Supplied material below:
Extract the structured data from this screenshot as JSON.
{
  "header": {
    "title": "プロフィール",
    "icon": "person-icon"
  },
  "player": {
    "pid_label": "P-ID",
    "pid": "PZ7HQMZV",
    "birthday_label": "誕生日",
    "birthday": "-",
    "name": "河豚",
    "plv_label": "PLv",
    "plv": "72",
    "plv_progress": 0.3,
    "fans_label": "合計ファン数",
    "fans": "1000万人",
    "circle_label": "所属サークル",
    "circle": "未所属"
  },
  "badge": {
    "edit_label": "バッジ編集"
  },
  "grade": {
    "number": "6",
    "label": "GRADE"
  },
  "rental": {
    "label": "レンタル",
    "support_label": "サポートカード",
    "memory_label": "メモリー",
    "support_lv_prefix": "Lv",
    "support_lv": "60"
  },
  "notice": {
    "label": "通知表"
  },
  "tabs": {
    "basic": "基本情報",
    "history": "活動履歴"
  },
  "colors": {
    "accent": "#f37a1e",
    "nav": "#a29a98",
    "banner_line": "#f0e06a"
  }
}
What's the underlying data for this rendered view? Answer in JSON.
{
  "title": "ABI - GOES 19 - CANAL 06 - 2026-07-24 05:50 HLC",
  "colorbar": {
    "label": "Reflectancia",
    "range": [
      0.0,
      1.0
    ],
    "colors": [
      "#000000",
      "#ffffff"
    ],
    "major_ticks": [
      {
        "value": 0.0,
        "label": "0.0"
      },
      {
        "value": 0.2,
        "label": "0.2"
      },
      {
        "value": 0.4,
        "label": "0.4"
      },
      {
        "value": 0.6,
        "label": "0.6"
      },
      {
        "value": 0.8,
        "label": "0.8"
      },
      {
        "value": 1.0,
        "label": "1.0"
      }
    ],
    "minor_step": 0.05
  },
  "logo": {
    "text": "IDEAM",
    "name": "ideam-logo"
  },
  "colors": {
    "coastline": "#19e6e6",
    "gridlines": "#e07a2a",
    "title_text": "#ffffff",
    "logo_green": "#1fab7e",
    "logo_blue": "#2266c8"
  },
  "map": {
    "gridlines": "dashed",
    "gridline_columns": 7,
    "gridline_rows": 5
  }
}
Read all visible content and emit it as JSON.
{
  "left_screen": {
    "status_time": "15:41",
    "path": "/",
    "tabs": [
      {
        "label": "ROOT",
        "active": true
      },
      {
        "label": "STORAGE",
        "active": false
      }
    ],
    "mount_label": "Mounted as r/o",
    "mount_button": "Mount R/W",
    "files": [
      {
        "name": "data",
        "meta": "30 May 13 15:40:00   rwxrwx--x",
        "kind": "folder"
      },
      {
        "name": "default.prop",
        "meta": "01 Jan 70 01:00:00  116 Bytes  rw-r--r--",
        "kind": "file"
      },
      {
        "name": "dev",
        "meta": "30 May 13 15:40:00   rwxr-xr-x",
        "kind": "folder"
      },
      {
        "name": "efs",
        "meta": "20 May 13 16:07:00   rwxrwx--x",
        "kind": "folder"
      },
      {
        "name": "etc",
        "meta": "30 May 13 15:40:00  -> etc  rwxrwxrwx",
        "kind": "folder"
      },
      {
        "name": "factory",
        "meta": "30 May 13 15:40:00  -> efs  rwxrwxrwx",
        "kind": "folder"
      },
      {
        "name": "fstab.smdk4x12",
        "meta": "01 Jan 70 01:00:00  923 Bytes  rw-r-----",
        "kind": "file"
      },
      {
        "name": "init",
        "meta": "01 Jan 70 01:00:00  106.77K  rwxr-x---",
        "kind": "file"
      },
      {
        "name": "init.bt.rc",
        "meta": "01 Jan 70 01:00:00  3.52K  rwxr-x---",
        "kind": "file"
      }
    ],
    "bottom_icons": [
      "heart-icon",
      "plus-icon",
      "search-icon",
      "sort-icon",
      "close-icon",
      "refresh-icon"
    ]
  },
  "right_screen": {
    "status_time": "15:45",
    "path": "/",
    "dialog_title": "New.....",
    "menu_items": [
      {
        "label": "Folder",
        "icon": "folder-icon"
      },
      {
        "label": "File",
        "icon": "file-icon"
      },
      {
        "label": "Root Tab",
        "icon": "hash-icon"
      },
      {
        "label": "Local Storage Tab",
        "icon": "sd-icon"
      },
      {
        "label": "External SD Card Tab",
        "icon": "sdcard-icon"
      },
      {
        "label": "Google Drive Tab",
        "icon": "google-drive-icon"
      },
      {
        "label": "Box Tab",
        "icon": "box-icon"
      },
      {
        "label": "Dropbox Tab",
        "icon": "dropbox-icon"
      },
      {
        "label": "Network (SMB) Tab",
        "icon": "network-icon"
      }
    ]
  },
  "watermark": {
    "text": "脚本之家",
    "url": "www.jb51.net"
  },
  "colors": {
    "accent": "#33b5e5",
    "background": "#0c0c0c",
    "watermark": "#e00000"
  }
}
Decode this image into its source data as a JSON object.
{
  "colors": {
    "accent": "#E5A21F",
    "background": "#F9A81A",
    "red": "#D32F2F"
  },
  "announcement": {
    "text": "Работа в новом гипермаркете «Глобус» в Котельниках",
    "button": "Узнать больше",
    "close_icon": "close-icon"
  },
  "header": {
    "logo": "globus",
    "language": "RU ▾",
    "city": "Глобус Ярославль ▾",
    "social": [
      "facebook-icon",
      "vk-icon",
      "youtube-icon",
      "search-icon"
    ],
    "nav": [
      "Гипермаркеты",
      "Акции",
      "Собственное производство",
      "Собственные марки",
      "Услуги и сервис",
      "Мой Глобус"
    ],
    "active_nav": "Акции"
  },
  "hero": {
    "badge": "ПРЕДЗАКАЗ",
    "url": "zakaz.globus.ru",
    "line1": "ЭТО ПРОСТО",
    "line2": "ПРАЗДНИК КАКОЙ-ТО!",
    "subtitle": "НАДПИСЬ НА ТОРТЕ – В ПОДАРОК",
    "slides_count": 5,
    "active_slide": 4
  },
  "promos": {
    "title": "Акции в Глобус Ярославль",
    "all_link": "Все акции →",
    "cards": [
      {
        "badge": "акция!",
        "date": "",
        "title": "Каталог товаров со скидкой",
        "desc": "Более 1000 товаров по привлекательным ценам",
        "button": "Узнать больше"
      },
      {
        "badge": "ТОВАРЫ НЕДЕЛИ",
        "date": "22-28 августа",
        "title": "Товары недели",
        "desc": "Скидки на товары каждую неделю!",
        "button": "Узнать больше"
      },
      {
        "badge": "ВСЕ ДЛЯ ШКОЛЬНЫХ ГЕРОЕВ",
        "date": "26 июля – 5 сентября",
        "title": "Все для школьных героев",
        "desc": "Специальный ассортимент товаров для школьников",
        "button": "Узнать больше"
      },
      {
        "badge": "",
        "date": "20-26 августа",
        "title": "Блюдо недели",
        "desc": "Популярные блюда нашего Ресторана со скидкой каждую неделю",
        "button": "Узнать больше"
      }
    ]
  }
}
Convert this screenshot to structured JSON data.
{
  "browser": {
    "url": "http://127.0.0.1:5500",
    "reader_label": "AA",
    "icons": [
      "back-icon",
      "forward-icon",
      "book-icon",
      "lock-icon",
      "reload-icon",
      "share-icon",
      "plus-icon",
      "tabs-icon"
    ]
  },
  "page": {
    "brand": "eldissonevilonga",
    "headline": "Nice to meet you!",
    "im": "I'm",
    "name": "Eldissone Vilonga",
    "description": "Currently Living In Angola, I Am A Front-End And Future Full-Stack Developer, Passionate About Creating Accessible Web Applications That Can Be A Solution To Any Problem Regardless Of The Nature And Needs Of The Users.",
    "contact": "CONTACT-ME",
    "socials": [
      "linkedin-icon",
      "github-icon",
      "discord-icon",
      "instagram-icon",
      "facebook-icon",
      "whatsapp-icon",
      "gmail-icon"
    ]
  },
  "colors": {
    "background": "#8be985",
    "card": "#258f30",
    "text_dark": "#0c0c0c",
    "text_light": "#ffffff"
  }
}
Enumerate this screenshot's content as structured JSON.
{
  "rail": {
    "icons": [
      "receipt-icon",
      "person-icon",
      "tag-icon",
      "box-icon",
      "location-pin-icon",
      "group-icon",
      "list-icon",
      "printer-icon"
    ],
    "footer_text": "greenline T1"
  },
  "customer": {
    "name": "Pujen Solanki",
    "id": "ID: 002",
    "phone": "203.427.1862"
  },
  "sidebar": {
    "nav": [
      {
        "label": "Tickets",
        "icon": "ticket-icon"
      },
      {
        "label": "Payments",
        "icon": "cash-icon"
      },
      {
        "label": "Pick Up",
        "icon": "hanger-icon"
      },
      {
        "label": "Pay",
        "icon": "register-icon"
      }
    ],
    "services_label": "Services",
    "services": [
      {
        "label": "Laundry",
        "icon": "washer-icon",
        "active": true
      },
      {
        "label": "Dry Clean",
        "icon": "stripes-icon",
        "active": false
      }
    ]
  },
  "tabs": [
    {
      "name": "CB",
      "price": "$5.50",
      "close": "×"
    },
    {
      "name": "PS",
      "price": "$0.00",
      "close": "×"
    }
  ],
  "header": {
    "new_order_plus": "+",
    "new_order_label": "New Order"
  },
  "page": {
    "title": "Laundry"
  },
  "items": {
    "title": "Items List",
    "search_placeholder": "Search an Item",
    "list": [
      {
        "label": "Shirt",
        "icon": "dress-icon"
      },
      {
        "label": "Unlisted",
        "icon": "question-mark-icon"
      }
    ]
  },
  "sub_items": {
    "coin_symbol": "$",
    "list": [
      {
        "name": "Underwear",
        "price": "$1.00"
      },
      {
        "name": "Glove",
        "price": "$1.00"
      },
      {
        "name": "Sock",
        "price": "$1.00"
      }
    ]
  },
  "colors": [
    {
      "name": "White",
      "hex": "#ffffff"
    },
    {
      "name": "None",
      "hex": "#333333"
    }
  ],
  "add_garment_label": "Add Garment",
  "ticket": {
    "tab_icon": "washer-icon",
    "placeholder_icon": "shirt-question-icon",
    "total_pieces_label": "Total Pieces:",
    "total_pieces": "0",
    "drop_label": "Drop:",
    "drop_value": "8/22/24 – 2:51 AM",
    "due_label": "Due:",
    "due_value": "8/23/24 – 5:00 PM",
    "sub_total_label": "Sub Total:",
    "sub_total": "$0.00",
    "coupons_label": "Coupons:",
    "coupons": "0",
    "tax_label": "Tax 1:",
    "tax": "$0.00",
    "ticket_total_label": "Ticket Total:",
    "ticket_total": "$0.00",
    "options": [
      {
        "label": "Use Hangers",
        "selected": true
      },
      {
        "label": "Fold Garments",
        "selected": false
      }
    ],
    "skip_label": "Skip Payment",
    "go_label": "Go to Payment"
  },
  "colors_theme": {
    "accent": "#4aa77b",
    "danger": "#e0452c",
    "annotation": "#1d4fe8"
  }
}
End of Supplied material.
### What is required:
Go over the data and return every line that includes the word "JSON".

### Problem solution:
Extract the structured data from this screenshot as JSON.
What's the underlying data for this rendered view? Answer in JSON.
Read all visible content and emit it as JSON.
Decode this image into its source data as a JSON object.
Convert this screenshot to structured JSON data.
Enumerate this screenshot's content as structured JSON.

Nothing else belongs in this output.